A 0% purchase credit card is a type of credit card that allows you to make purchases, without paying any interest on them for a fixed period.

Once the introductory interest free period ends, the interest rate reverts to the standard purchase rate, often known as the revert rate.

How do 0% purchase cards work?

0% purchase cards work just like any other credit card. The only difference is that these credit cards come with longer interest free periods. Depending on the card, the 0% interest period can last from three months and go up to 29 months.

This can be useful to make large purchases such as furniture for your home or funding a holiday.

How to get the best 0% purchase credit cards

There is no best credit in market as banks and lenders offer several credit cards that are designed to suit different budgets and spending habits.

By shopping around and comparing 0% interest credit cards, you can find out the best deals available and chose the one most suited to your needs and financial circumstances.

When comparing interest free credit cards, you might want to consider some key features:

  • Length of the 0% purchase promotional period: The 0% purchase period can range from six to as many as 29 months, so choose a card that offers a long enough period that covers your needs.

  • Annual fee: Some 0% purchase credit cards charge an annual fee.
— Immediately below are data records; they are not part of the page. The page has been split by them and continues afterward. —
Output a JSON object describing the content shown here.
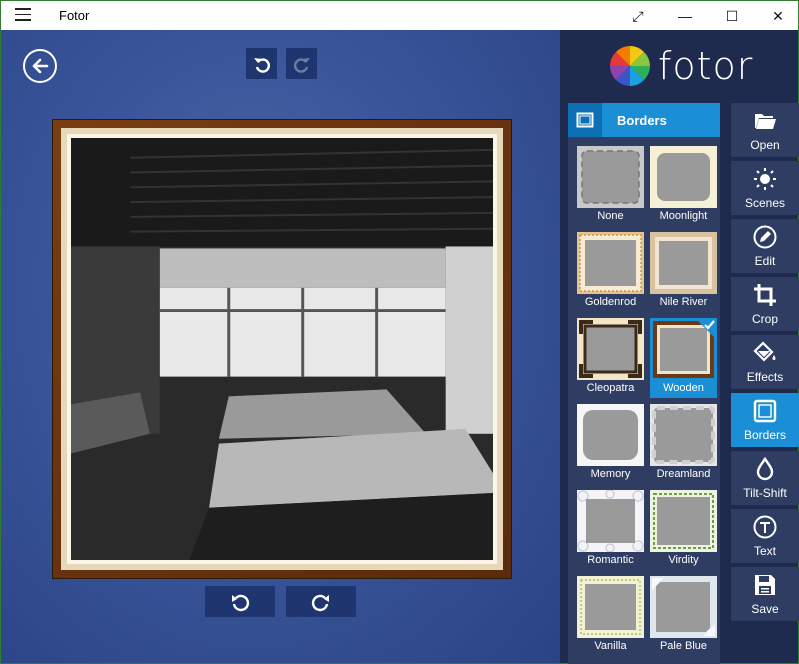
{
  "window": {
    "title": "Fotor",
    "expand_glyph": "⤢",
    "minimize_glyph": "—",
    "maximize_glyph": "☐",
    "close_glyph": "✕"
  },
  "app": {
    "logo_text": "fotor"
  },
  "borders_panel": {
    "header": "Borders",
    "items": [
      {
        "label": "None",
        "selected": false
      },
      {
        "label": "Moonlight",
        "selected": false
      },
      {
        "label": "Goldenrod",
        "selected": false
      },
      {
        "label": "Nile River",
        "selected": false
      },
      {
        "label": "Cleopatra",
        "selected": false
      },
      {
        "label": "Wooden",
        "selected": true
      },
      {
        "label": "Memory",
        "selected": false
      },
      {
        "label": "Dreamland",
        "selected": false
      },
      {
        "label": "Romantic",
        "selected": false
      },
      {
        "label": "Virdity",
        "selected": false
      },
      {
        "label": "Vanilla",
        "selected": false
      },
      {
        "label": "Pale Blue",
        "selected": false
      }
    ]
  },
  "tools": [
    {
      "label": "Open",
      "icon": "folder-icon",
      "active": false
    },
    {
      "label": "Scenes",
      "icon": "sun-icon",
      "active": false
    },
    {
      "label": "Edit",
      "icon": "pencil-icon",
      "active": false
    },
    {
      "label": "Crop",
      "icon": "crop-icon",
      "active": false
    },
    {
      "label": "Effects",
      "icon": "paint-bucket-icon",
      "active": false
    },
    {
      "label": "Borders",
      "icon": "borders-icon",
      "active": true
    },
    {
      "label": "Tilt-Shift",
      "icon": "drop-icon",
      "active": false
    },
    {
      "label": "Text",
      "icon": "text-icon",
      "active": false
    },
    {
      "label": "Save",
      "icon": "floppy-icon",
      "active": false
    }
  ],
  "colors": {
    "accent": "#1a8fd6",
    "panel": "#1e2b4f",
    "canvas": "#3a559a"
  }
}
For a card to be worth your while calculate whether the amount you’ll save in interest is more than the annual fee. If not, it’s best to choose a card without an annual fee.
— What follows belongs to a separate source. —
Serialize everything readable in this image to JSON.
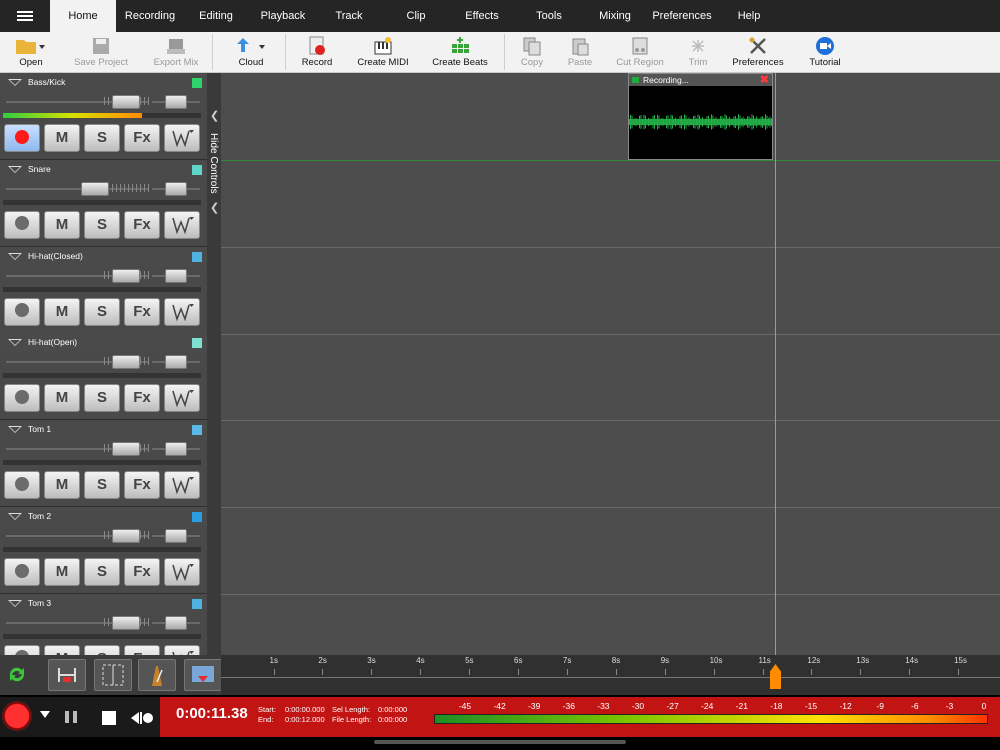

  • The revert rate: This is the interest rate that you’ll be charged after the introductory interest free period ends. It’s also known as the standard purchase rate, which can range from around 10% up to over 35%. This is why it’s a good idea to try and pay off you balance before the 0% interest period ends.

  • Find out more about how APR works.

Is a 0% purchase card right for me?

As with all different types of credit cards, 0% purchase cards can be useful in situations, but not the best for others.

Pros and Cons

  • No interest for fixed period

  • Spread the cost of large purchases

  • Helpful for lowering high-interest balances

  • High APR after interest free period ends

  • Balance transfers are not always included

  • You’ll still pay a balance transfer fee

How do I know which cards I’ll be eligible for?

Your eligibility for any credit depends on a number if factors such as:

  • Your income

  • The amount of debt you already have

  • Your recurring expenses

  • Your credit history

Most lenders will consider these factors when assessing your eligibility for a credit card.

One thing you can do is use our eligibility checker to find out which cards you’re most likely to be accepted for.

Our eligibility checker uses a soft search function to assess your eligibility for a credit card without making a mark on you credit file. You can find out more about our eligibility checker here.